▶ **Exercise brief**
An exact copy of the listing is what is needed here; write it out in full.

▶ **Input for this task**
Start of Block
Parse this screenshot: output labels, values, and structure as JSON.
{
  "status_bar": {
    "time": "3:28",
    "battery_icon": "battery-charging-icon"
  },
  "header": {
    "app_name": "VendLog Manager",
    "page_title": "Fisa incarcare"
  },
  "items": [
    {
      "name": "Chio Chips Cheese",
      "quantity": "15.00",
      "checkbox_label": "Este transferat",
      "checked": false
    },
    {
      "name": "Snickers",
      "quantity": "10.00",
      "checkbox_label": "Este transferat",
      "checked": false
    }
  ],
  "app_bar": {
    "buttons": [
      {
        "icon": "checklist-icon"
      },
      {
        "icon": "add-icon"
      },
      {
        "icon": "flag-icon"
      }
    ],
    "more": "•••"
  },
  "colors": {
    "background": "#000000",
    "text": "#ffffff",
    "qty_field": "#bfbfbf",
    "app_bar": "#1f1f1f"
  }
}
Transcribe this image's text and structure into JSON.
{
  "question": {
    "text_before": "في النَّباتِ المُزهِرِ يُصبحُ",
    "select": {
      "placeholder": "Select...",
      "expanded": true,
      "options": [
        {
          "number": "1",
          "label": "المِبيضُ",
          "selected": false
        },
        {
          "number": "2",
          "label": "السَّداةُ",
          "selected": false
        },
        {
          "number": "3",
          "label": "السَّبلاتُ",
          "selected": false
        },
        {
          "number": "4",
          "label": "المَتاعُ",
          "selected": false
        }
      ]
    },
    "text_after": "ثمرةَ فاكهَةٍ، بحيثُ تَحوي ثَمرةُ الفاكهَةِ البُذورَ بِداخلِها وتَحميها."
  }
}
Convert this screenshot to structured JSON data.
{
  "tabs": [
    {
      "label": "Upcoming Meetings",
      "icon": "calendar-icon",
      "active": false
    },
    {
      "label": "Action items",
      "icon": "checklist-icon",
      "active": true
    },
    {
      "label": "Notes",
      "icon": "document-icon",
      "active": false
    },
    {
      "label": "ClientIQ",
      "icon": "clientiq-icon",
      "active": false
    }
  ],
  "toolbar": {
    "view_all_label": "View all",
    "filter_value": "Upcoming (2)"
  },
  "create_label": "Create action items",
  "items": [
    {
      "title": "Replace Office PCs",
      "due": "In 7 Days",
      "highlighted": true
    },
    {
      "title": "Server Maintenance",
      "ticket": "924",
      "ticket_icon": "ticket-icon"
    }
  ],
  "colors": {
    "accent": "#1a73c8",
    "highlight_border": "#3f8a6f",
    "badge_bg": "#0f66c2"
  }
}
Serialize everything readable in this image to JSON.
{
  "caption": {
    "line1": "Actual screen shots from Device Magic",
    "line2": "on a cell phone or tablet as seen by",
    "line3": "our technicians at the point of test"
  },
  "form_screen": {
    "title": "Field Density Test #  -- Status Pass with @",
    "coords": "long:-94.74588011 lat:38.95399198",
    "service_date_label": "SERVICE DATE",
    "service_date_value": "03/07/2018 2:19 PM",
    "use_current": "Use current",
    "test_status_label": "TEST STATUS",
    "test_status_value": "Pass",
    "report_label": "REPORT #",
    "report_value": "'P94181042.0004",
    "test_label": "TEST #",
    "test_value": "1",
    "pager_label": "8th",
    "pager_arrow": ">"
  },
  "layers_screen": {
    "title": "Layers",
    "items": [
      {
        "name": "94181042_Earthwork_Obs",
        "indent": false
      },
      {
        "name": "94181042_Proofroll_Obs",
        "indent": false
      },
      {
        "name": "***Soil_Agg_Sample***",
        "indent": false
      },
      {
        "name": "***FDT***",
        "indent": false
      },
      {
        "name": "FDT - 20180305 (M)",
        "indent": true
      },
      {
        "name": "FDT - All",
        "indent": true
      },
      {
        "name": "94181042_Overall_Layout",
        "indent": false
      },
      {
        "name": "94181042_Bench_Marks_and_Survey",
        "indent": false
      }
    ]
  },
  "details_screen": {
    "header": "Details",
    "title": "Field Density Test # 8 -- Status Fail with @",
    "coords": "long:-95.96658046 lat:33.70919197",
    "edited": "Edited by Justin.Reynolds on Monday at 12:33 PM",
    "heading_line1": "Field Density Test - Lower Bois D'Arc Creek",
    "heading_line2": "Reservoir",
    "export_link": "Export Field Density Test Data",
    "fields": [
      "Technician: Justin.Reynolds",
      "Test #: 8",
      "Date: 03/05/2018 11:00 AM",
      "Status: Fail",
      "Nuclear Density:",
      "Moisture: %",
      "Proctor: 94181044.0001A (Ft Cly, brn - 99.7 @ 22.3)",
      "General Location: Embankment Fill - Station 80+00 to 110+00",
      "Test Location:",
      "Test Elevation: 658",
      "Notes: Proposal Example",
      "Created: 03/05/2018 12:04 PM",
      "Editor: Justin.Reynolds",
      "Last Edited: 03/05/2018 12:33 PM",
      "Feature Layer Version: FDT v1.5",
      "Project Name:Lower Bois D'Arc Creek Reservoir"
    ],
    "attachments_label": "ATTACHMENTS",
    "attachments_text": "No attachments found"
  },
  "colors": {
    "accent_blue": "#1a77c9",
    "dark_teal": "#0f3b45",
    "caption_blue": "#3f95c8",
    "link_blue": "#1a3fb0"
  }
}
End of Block
▶ **Completed task**
Parse this screenshot: output labels, values, and structure as JSON.
{
  "status_bar": {
    "time": "3:28",
    "battery_icon": "battery-charging-icon"
  },
  "header": {
    "app_name": "VendLog Manager",
    "page_title": "Fisa incarcare"
  },
  "items": [
    {
      "name": "Chio Chips Cheese",
      "quantity": "15.00",
      "checkbox_label": "Este transferat",
      "checked": false
    },
    {
      "name": "Snickers",
      "quantity": "10.00",
      "checkbox_label": "Este transferat",
      "checked": false
    }
  ],
  "app_bar": {
    "buttons": [
      {
        "icon": "checklist-icon"
      },
      {
        "icon": "add-icon"
      },
      {
        "icon": "flag-icon"
      }
    ],
    "more": "•••"
  },
  "colors": {
    "background": "#000000",
    "text": "#ffffff",
    "qty_field": "#bfbfbf",
    "app_bar": "#1f1f1f"
  }
}
Transcribe this image's text and structure into JSON.
{
  "question": {
    "text_before": "في النَّباتِ المُزهِرِ يُصبحُ",
    "select": {
      "placeholder": "Select...",
      "expanded": true,
      "options": [
        {
          "number": "1",
          "label": "المِبيضُ",
          "selected": false
        },
        {
          "number": "2",
          "label": "السَّداةُ",
          "selected": false
        },
        {
          "number": "3",
          "label": "السَّبلاتُ",
          "selected": false
        },
        {
          "number": "4",
          "label": "المَتاعُ",
          "selected": false
        }
      ]
    },
    "text_after": "ثمرةَ فاكهَةٍ، بحيثُ تَحوي ثَمرةُ الفاكهَةِ البُذورَ بِداخلِها وتَحميها."
  }
}
Convert this screenshot to structured JSON data.
{
  "tabs": [
    {
      "label": "Upcoming Meetings",
      "icon": "calendar-icon",
      "active": false
    },
    {
      "label": "Action items",
      "icon": "checklist-icon",
      "active": true
    },
    {
      "label": "Notes",
      "icon": "document-icon",
      "active": false
    },
    {
      "label": "ClientIQ",
      "icon": "clientiq-icon",
      "active": false
    }
  ],
  "toolbar": {
    "view_all_label": "View all",
    "filter_value": "Upcoming (2)"
  },
  "create_label": "Create action items",
  "items": [
    {
      "title": "Replace Office PCs",
      "due": "In 7 Days",
      "highlighted": true
    },
    {
      "title": "Server Maintenance",
      "ticket": "924",
      "ticket_icon": "ticket-icon"
    }
  ],
  "colors": {
    "accent": "#1a73c8",
    "highlight_border": "#3f8a6f",
    "badge_bg": "#0f66c2"
  }
}
Serialize everything readable in this image to JSON.
{
  "caption": {
    "line1": "Actual screen shots from Device Magic",
    "line2": "on a cell phone or tablet as seen by",
    "line3": "our technicians at the point of test"
  },
  "form_screen": {
    "title": "Field Density Test #  -- Status Pass with @",
    "coords": "long:-94.74588011 lat:38.95399198",
    "service_date_label": "SERVICE DATE",
    "service_date_value": "03/07/2018 2:19 PM",
    "use_current": "Use current",
    "test_status_label": "TEST STATUS",
    "test_status_value": "Pass",
    "report_label": "REPORT #",
    "report_value": "'P94181042.0004",
    "test_label": "TEST #",
    "test_value": "1",
    "pager_label": "8th",
    "pager_arrow": ">"
  },
  "layers_screen": {
    "title": "Layers",
    "items": [
      {
        "name": "94181042_Earthwork_Obs",
        "indent": false
      },
      {
        "name": "94181042_Proofroll_Obs",
        "indent": false
      },
      {
        "name": "***Soil_Agg_Sample***",
        "indent": false
      },
      {
        "name": "***FDT***",
        "indent": false
      },
      {
        "name": "FDT - 20180305 (M)",
        "indent": true
      },
      {
        "name": "FDT - All",
        "indent": true
      },
      {
        "name": "94181042_Overall_Layout",
        "indent": false
      },
      {
        "name": "94181042_Bench_Marks_and_Survey",
        "indent": false
      }
    ]
  },
  "details_screen": {
    "header": "Details",
    "title": "Field Density Test # 8 -- Status Fail with @",
    "coords": "long:-95.96658046 lat:33.70919197",
    "edited": "Edited by Justin.Reynolds on Monday at 12:33 PM",
    "heading_line1": "Field Density Test - Lower Bois D'Arc Creek",
    "heading_line2": "Reservoir",
    "export_link": "Export Field Density Test Data",
    "fields": [
      "Technician: Justin.Reynolds",
      "Test #: 8",
      "Date: 03/05/2018 11:00 AM",
      "Status: Fail",
      "Nuclear Density:",
      "Moisture: %",
      "Proctor: 94181044.0001A (Ft Cly, brn - 99.7 @ 22.3)",
      "General Location: Embankment Fill - Station 80+00 to 110+00",
      "Test Location:",
      "Test Elevation: 658",
      "Notes: Proposal Example",
      "Created: 03/05/2018 12:04 PM",
      "Editor: Justin.Reynolds",
      "Last Edited: 03/05/2018 12:33 PM",
      "Feature Layer Version: FDT v1.5",
      "Project Name:Lower Bois D'Arc Creek Reservoir"
    ],
    "attachments_label": "ATTACHMENTS",
    "attachments_text": "No attachments found"
  },
  "colors": {
    "accent_blue": "#1a77c9",
    "dark_teal": "#0f3b45",
    "caption_blue": "#3f95c8",
    "link_blue": "#1a3fb0"
  }
}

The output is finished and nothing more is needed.